Which prompted this response from Lubrano, who wants Louis Freeh and Dick Thornburgh, the former U.S. attorney general and Pennsylvania governor who wrote part of the Paterno family’s report, to meet with the board: “I understand that Ken says he doesn’t want to rewrite history. But I’m not sure history was correct.”
“This isn’t grandstanding,” Lubrano added. “This is a serious matter. This is a very, very serious matter. Like the rest of you, I love this institution. What I understand in dealing with the alumni community is this very simple fact: They too love Penn State. And they don’t feel that due process and truth was something we had here.”
That was the crux of the discussion between the two men. Among the other points they touched on was whether the engagement letter promising that Freeh investigators would turn over evidence to the state attorney general was irregular; Lubrano questioned it, but Frazier said such a clause is standard procedure when an investigation overlaps in time with an ongoing criminal investigation.
And then former football player Adam Taliaferro ’05, who has rarely spoken in full board meetings since he was elected 10 months ago, chimed in:

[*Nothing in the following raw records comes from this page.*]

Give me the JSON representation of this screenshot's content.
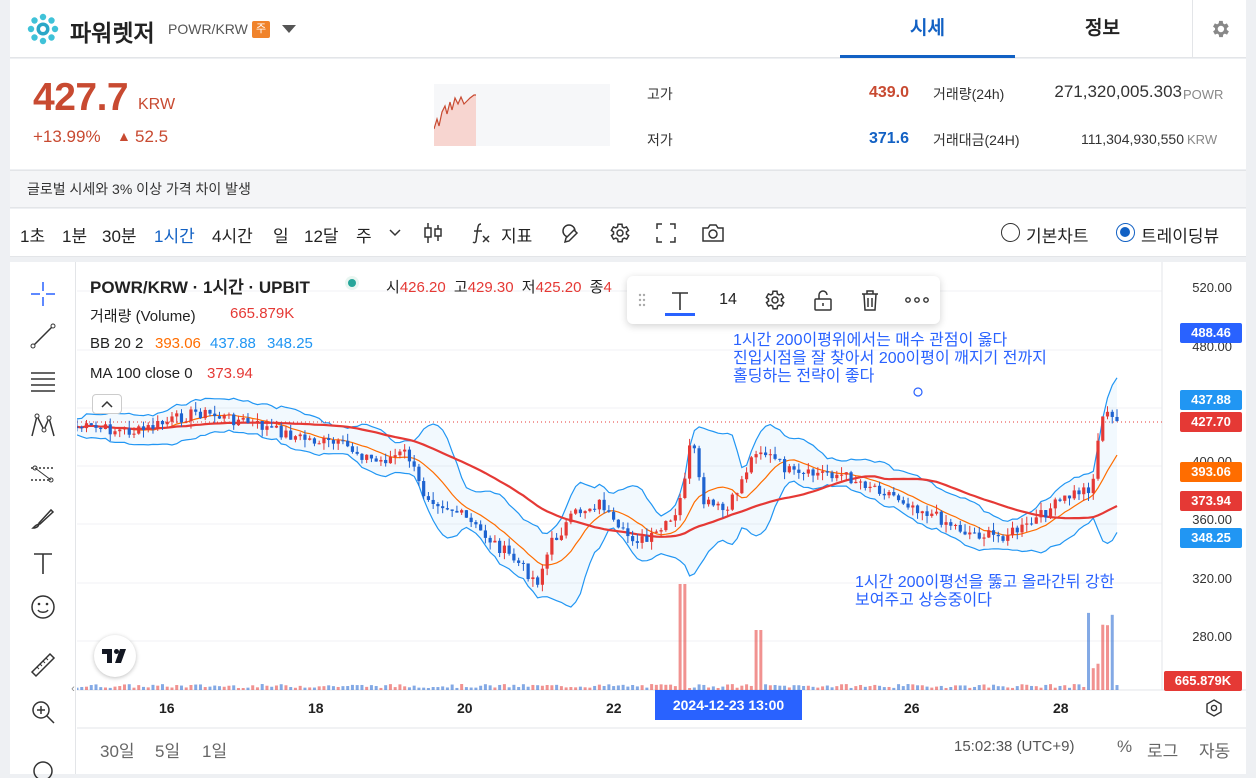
{
  "header": {
    "coin_name": "파워렛저",
    "pair": "POWR/KRW",
    "badge": "주",
    "tabs": [
      {
        "label": "시세",
        "active": true
      },
      {
        "label": "정보",
        "active": false
      }
    ]
  },
  "price": {
    "current": "427.7",
    "unit": "KRW",
    "change_rate": "+13.99%",
    "change_arrow": "▲",
    "change_abs": "52.5",
    "high_label": "고가",
    "high_value": "439.0",
    "low_label": "저가",
    "low_value": "371.6",
    "volume_label": "거래량(24h)",
    "volume_value": "271,320,005.303",
    "volume_unit": "POWR",
    "amount_label": "거래대금(24H)",
    "amount_value": "111,304,930,550",
    "amount_unit": "KRW"
  },
  "notice": {
    "text": "글로벌 시세와 3% 이상 가격 차이 발생"
  },
  "toolbar": {
    "timeframes": [
      {
        "label": "1초",
        "active": false
      },
      {
        "label": "1분",
        "active": false
      },
      {
        "label": "30분",
        "active": false
      },
      {
        "label": "1시간",
        "active": true
      },
      {
        "label": "4시간",
        "active": false
      },
      {
        "label": "일",
        "active": false
      },
      {
        "label": "12달",
        "active": false
      },
      {
        "label": "주",
        "active": false
      }
    ],
    "indicator_label": "지표",
    "view_basic": "기본차트",
    "view_trading": "트레이딩뷰",
    "selected_view": "트레이딩뷰"
  },
  "legend": {
    "title": "POWR/KRW · 1시간 · UPBIT",
    "ohlc": [
      {
        "k": "시",
        "v": "426.20"
      },
      {
        "k": "고",
        "v": "429.30"
      },
      {
        "k": "저",
        "v": "425.20"
      },
      {
        "k": "종",
        "v": "4"
      }
    ],
    "volume_label": "거래량 (Volume)",
    "volume_value": "665.879K",
    "bb_label": "BB 20 2",
    "bb_basis": "393.06",
    "bb_upper": "437.88",
    "bb_lower": "348.25",
    "ma_label": "MA 100 close 0",
    "ma_value": "373.94"
  },
  "float_toolbar": {
    "font_size": "14"
  },
  "annotations": [
    "1시간 200이평위에서는 매수 관점이 옳다",
    "진입시점을 잘 찾아서 200이평이 깨지기 전까지",
    "홀딩하는 전략이 좋다",
    "1시간 200이평선을 뚫고 올라간뒤 강한",
    "보여주고 상승중이다"
  ],
  "price_axis": {
    "ticks": [
      "520.00",
      "480.00",
      "400.00",
      "360.00",
      "320.00",
      "280.00"
    ],
    "badges": [
      {
        "label": "488.46",
        "color": "#2962ff"
      },
      {
        "label": "437.88",
        "color": "#2196f3"
      },
      {
        "label": "427.70",
        "color": "#e53935"
      },
      {
        "label": "393.06",
        "color": "#ff6d00"
      },
      {
        "label": "373.94",
        "color": "#e53935"
      },
      {
        "label": "348.25",
        "color": "#2196f3"
      },
      {
        "label": "665.879K",
        "color": "#e53935"
      }
    ]
  },
  "time_axis": {
    "ticks": [
      "16",
      "18",
      "20",
      "22",
      "26",
      "28"
    ],
    "cursor_label": "2024-12-23   13:00"
  },
  "bottom_bar": {
    "ranges": [
      "30일",
      "5일",
      "1일"
    ],
    "clock": "15:02:38 (UTC+9)",
    "percent": "%",
    "log": "로그",
    "auto": "자동"
  },
  "colors": {
    "up": "#c84a31",
    "down": "#1261c4",
    "candle_up": "#e53935",
    "candle_down": "#1e63d0",
    "bb_band": "#2196f3",
    "bb_basis": "#ff6d00",
    "ma": "#e53935",
    "annotation": "#2962ff"
  },
  "icons": [
    "logo-icon",
    "chevron-down-icon",
    "gear-icon",
    "candle-type-icon",
    "fx-icon",
    "drawing-pen-icon",
    "fullscreen-icon",
    "camera-icon",
    "crosshair-icon",
    "trendline-icon",
    "fib-icon",
    "pattern-icon",
    "forecast-icon",
    "brush-icon",
    "text-icon",
    "emoji-icon",
    "ruler-icon",
    "zoom-in-icon",
    "grip-icon",
    "lock-icon",
    "trash-icon",
    "more-icon",
    "tradingview-logo-icon",
    "chevron-up-icon"
  ]
}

“I’ve been an active listener since I joined the board,” he said. “As you can see, we’ve got very smart people on this board and very different positions on the hows and whys. We all know what the ‘what’ is. I do believe that bringing in people and asking the hows and whys would help us, I think, move forward. I think we all want to move forward. For me, I know it would help me better understand each side. Because I come here with my own preconceived notions. It’s hard for me not to.”
This prompted Alvin Clemens ’59 to speak: “The problem here is there’s a bit of divide between the alumni and the board. We all won’t be on board until we somehow smoke this out.” He said he wanted to know why NCAA president Mark Emmert has repeatedly mentioned the 1998 incident, which was investigated by the authorities, and why state authorities weren’t monitoring Jerry Sandusky after that 1998 investigation, although no charges were filed.
At this point, 29 minutes after the legal committee report began with Frazier’s Freeh report explanation, Jim Broadhurst ’65 suggested that it was time to move on to the next item on the committee’s agenda. Many of the public in attendance booed, but the board did move on.
So what’s next? Will Freeh and/or Thornburgh be invited to address the board? Will the discussion continue?
Board chair Keith Masser ’73 said afterward that the way to bring any such item to the full board is to go through the appropriate committee—in this case, legal and compliance—and ask the committee chair to have the committee vote. (That’s what the governance and long-range planning committee did during its Thursday meeting with the changes to the board structure. But that’s a subject for an upcoming blog post.) He and vice chair Stephanie Deviney ’97g said they would assure that that would follow up with the appropriate chair, Eckel.
I feel like I end a lot of scandal- and trustees-related posts like this, but it’s always appropriate: Stay tuned.
Lori Shontz, senior editor